++++ Exercise input ++++

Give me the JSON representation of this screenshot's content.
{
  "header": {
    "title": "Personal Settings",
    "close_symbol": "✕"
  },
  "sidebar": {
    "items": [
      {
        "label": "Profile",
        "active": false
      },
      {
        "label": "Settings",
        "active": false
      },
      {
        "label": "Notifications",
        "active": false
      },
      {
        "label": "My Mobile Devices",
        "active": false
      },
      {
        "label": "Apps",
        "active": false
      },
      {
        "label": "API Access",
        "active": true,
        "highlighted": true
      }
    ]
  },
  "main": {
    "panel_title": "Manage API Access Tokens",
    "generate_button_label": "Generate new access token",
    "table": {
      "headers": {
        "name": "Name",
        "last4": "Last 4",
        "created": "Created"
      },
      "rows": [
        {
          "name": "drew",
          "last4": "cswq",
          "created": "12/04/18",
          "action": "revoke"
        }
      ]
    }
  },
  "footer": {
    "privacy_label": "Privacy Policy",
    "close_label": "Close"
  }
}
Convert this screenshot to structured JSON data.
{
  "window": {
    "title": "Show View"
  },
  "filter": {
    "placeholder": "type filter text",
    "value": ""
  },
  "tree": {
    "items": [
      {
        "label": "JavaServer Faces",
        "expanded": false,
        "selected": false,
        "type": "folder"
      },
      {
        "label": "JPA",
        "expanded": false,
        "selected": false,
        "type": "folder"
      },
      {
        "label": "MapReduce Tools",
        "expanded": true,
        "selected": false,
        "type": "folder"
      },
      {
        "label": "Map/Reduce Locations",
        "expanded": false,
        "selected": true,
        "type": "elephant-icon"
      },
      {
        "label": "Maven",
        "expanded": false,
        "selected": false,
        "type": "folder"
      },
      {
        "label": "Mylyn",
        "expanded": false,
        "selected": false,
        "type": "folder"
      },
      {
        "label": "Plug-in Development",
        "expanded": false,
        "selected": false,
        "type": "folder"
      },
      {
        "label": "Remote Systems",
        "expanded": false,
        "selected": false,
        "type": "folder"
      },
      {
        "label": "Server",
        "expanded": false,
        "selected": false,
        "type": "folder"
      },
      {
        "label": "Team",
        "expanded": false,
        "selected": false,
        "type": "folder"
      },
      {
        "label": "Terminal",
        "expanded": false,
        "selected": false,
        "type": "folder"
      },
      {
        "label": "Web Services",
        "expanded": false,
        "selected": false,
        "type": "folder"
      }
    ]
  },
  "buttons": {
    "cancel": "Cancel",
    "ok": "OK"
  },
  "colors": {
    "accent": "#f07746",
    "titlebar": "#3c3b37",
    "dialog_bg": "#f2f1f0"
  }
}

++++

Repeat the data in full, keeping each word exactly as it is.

Reply to the exercise
Give me the JSON representation of this screenshot's content.
{
  "header": {
    "title": "Personal Settings",
    "close_symbol": "✕"
  },
  "sidebar": {
    "items": [
      {
        "label": "Profile",
        "active": false
      },
      {
        "label": "Settings",
        "active": false
      },
      {
        "label": "Notifications",
        "active": false
      },
      {
        "label": "My Mobile Devices",
        "active": false
      },
      {
        "label": "Apps",
        "active": false
      },
      {
        "label": "API Access",
        "active": true,
        "highlighted": true
      }
    ]
  },
  "main": {
    "panel_title": "Manage API Access Tokens",
    "generate_button_label": "Generate new access token",
    "table": {
      "headers": {
        "name": "Name",
        "last4": "Last 4",
        "created": "Created"
      },
      "rows": [
        {
          "name": "drew",
          "last4": "cswq",
          "created": "12/04/18",
          "action": "revoke"
        }
      ]
    }
  },
  "footer": {
    "privacy_label": "Privacy Policy",
    "close_label": "Close"
  }
}
Convert this screenshot to structured JSON data.
{
  "window": {
    "title": "Show View"
  },
  "filter": {
    "placeholder": "type filter text",
    "value": ""
  },
  "tree": {
    "items": [
      {
        "label": "JavaServer Faces",
        "expanded": false,
        "selected": false,
        "type": "folder"
      },
      {
        "label": "JPA",
        "expanded": false,
        "selected": false,
        "type": "folder"
      },
      {
        "label": "MapReduce Tools",
        "expanded": true,
        "selected": false,
        "type": "folder"
      },
      {
        "label": "Map/Reduce Locations",
        "expanded": false,
        "selected": true,
        "type": "elephant-icon"
      },
      {
        "label": "Maven",
        "expanded": false,
        "selected": false,
        "type": "folder"
      },
      {
        "label": "Mylyn",
        "expanded": false,
        "selected": false,
        "type": "folder"
      },
      {
        "label": "Plug-in Development",
        "expanded": false,
        "selected": false,
        "type": "folder"
      },
      {
        "label": "Remote Systems",
        "expanded": false,
        "selected": false,
        "type": "folder"
      },
      {
        "label": "Server",
        "expanded": false,
        "selected": false,
        "type": "folder"
      },
      {
        "label": "Team",
        "expanded": false,
        "selected": false,
        "type": "folder"
      },
      {
        "label": "Terminal",
        "expanded": false,
        "selected": false,
        "type": "folder"
      },
      {
        "label": "Web Services",
        "expanded": false,
        "selected": false,
        "type": "folder"
      }
    ]
  },
  "buttons": {
    "cancel": "Cancel",
    "ok": "OK"
  },
  "colors": {
    "accent": "#f07746",
    "titlebar": "#3c3b37",
    "dialog_bg": "#f2f1f0"
  }
}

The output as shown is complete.